(Dataset items)
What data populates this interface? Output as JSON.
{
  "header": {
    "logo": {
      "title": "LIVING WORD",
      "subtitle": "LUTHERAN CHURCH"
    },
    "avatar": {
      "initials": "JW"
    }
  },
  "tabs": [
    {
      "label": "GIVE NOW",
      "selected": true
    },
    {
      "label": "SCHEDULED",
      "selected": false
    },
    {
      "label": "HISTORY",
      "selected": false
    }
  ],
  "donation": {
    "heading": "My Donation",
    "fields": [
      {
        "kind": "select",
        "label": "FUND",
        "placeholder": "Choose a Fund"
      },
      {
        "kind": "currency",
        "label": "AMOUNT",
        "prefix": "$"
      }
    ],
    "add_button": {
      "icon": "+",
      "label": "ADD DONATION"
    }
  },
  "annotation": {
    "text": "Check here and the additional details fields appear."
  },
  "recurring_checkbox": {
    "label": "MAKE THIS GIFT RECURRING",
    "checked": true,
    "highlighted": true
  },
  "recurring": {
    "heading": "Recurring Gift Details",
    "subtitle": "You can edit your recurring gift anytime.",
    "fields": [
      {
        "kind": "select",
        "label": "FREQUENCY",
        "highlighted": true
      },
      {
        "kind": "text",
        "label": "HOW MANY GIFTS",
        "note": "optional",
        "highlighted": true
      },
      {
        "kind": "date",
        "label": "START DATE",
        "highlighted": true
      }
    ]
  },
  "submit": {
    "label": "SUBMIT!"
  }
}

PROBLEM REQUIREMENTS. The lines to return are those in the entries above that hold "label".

TASK ANSWER.
      "label": "GIVE NOW",
      "label": "SCHEDULED",
      "label": "HISTORY",
        "label": "FUND",
        "label": "AMOUNT",
      "label": "ADD DONATION"
    "label": "MAKE THIS GIFT RECURRING",
        "label": "FREQUENCY",
        "label": "HOW MANY GIFTS",
        "label": "START DATE",
    "label": "SUBMIT!"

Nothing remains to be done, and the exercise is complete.